Much of the contemporary repertoire for Chinese orchestra has a colorful, almost Hollywood feel to it, strong on melody, and with a sweeping bravura that comes from music that’s frequently rooted in pictorial imagery. Dance is a powerful component as well, as in Chen Shu-Si’s The Parade of Gods, which begins with a wailing call to arms on the suona but soon erupts into a riot of musical hues and textures, delivered here with infectious energy.

Wu Man joined for two works, Qu Wenjun’s Soul of the Loess Plateau (1994), essentially a fourmovement suite for pipa and orchestra, and Cheng Kuang-Chih’s Yao-Ji, a double concerto for erhu and pipa. The Loess Plateau is the composer’s homeland, a region sitting above a loop of the Yellow River in central China.
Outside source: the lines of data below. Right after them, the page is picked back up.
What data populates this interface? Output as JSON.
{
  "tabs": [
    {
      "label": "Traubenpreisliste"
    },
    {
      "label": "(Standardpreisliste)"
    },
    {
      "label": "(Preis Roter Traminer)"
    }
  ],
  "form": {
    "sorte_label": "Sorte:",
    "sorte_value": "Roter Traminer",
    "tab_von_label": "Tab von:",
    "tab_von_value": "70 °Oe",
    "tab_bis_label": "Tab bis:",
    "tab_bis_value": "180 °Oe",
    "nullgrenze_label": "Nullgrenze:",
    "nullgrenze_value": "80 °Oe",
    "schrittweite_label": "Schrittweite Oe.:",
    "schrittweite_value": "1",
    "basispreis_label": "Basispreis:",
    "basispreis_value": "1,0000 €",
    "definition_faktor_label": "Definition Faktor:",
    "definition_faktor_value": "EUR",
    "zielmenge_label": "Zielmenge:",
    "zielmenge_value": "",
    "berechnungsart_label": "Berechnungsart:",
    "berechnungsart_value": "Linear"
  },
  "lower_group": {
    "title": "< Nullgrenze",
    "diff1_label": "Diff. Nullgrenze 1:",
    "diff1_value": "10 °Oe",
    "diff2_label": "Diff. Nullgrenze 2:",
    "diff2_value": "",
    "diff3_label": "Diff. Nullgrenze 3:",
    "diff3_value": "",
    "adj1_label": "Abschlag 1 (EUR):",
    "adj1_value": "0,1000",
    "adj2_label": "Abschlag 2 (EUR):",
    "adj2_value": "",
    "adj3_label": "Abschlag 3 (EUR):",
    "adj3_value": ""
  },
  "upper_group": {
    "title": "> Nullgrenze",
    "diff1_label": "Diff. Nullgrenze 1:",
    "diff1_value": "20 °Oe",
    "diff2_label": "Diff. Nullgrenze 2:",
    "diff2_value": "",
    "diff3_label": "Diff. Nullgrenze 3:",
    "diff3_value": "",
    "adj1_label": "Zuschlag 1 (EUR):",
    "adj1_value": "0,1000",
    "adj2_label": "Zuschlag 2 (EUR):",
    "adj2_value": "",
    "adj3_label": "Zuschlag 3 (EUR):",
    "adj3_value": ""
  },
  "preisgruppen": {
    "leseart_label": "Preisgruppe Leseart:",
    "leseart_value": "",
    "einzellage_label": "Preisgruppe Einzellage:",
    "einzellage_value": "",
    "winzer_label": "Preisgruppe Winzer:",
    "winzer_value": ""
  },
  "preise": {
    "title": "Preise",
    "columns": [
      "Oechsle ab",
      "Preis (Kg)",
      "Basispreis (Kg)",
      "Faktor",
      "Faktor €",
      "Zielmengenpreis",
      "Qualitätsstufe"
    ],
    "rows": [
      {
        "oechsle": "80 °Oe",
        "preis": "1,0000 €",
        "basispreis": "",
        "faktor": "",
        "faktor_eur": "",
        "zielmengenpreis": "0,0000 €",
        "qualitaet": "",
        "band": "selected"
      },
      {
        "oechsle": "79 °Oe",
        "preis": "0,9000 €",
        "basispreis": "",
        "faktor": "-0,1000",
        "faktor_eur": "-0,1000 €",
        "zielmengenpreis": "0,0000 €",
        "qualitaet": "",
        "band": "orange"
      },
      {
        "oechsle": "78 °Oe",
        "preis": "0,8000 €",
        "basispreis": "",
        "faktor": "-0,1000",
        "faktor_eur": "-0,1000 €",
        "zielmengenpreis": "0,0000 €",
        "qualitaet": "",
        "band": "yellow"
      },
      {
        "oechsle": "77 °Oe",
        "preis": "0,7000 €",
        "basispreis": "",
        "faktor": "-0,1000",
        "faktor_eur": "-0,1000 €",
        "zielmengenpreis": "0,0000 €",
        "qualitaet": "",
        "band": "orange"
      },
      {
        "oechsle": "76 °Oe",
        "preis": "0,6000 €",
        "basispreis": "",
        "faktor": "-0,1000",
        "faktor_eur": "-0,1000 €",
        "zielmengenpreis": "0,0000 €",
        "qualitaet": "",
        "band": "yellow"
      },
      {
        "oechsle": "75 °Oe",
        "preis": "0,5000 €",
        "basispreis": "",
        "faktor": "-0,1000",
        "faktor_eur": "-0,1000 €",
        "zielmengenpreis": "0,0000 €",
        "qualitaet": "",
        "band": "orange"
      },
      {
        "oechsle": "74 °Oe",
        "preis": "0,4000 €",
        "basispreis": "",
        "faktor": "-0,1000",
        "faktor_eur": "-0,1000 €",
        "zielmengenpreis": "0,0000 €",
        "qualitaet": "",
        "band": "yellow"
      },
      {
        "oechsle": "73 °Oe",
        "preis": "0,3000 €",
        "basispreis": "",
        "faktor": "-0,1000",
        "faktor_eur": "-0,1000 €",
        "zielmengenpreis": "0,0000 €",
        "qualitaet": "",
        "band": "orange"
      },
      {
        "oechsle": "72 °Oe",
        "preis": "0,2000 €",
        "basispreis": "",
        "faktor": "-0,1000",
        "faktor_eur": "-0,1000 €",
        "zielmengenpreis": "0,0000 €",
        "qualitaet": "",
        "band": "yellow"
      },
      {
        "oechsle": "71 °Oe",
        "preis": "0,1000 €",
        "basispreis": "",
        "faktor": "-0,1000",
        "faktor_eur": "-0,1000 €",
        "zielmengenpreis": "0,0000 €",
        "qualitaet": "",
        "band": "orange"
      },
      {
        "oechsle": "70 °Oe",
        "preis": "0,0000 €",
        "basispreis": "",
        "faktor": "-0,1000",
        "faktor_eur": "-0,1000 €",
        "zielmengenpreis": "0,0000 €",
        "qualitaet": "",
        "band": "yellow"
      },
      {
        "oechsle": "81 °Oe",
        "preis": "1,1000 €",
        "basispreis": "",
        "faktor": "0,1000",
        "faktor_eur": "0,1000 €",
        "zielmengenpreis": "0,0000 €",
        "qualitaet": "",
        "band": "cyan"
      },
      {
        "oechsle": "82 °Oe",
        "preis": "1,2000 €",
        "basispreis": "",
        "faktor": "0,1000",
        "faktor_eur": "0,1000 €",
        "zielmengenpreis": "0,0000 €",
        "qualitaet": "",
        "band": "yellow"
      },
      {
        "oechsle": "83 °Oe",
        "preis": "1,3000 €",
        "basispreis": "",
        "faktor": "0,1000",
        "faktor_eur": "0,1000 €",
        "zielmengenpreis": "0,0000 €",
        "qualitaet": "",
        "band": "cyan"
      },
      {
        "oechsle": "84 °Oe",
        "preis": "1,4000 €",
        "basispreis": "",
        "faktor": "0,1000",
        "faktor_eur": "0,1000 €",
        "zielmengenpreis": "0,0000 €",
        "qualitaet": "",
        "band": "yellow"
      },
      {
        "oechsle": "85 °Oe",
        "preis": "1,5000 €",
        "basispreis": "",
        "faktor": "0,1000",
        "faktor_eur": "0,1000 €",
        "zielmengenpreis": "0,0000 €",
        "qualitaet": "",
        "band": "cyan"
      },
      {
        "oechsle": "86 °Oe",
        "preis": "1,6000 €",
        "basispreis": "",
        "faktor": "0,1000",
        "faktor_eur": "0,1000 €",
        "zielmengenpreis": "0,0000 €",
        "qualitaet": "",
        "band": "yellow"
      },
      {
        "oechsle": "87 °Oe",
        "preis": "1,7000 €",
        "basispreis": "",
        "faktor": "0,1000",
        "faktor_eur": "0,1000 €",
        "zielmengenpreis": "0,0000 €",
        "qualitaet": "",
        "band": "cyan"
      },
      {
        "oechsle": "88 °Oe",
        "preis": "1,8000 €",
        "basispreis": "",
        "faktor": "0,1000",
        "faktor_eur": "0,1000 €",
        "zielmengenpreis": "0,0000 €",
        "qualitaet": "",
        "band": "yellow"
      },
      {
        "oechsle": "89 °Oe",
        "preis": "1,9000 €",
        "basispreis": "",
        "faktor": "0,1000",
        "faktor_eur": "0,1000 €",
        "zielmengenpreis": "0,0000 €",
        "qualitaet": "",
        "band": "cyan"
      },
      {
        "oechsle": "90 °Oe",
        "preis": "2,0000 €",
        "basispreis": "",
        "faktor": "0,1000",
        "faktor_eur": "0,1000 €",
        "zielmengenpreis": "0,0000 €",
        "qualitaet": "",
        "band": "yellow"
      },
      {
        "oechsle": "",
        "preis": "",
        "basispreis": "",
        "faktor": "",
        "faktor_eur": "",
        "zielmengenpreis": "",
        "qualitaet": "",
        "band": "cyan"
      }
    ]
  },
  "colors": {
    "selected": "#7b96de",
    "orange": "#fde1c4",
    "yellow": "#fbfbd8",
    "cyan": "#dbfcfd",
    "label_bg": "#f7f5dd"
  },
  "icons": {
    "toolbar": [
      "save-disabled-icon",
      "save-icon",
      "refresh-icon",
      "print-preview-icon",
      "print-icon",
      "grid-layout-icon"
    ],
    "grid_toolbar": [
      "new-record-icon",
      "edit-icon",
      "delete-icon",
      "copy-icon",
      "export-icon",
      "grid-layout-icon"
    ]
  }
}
With two movements entitled “Parting is Difficult” and “Homesickness,” the work has a pensive moodiness about it typified by the pipa’s initial entry, spinning an aching melody over a bed of shimmering tremolos in the orchestra.

Wu is a fascinating musician to watch, the perfect blend of relaxed communion and artistic tension. A consummate virtuoso, her right hand is scarcely ever still as it plucks busily at the strings towards the base of the instrument, while her agile fingers fly over the fret board, pausing at times to create that pronounced vibrato that is a typical ingredient of the pipa sound. At other times, she possesses a rare quality that reaches out to an audience and draws it into her otherwise private imaginative sound world.

In the livelier sections – notably the third movement “Joy of the Loess” – she let the pipa slip onto a slight angle, the impression being closer to that of playing a modern guitar. The work may be rooted in easily-grasped folk tunes, but there was little simplistic in her dazzling flights of fantasy. There was plenty of vigor in the double concerto as well, the outer movements of which depict aspects of the mythical story of Yao-Ji, an ancient Chinese deity who brings beauty and intelligence to women who consume the particular herb into which she was legendarily transformed after her death.

Here, Wu was joined by the passionate and focused Wang Ming-Yu on erhu, the two enjoying an obvious rapport as they passed a succession of themes back and forth between them. A soft-toned instrument, the erhu blends well with the pipa in duet, but is more inclined to become submerged in the orchestral texture since it lacks its fellow’s percussive edge and cut-through. The gorgeous double cadenza, however, that leads from the semi-improvisatory slow movement into the concerto’s final presto was quite magical.

The second half of the program comprised a single work: Sun Guanjun’s arrangement for Chinese orchestra of Bao Yuankai’s Sketches of Taiwan, an eight-movement concerto for orchestra, originally written for Taiwan’s traditional Western outfit in 1999. It’s an exquisitely crafted, highly colorful suite in which no single movement ever outstays its welcome. Again, cinematic in scope, this is music that is grounded in popular melody and never loses sight of its aim to entertain.

With movements depicting a sunrise on Jade Mountain (the highest peak in North-East Asia), historical battles, children’s’ games and aboriginal Taiwanese festivals, there was plenty for the orchestra to get its teeth into and it didn’t disappoint. But perhaps it was the low-key movements that impressed the most including a tender cello solo expressing the pain of exile in the “Homesick for Hengchun” movement and wistful exchanges between sheng and flute in “Atayal Love Song,” a delicate movement depicting the graceful courtship rituals of the Taiwanese Atyal tribe.

The high-octane first encore – Bao Yuankai’s Gao Shan Ching – drew a cry of delight from the Chinese contingent in the audience and had several of them clapping along. Even better was a unique reading of Bernstein’s Candide Overture, and one that had a darn sight more zip to it than some I’ve heard this centenary year.

Back to List
Back to Top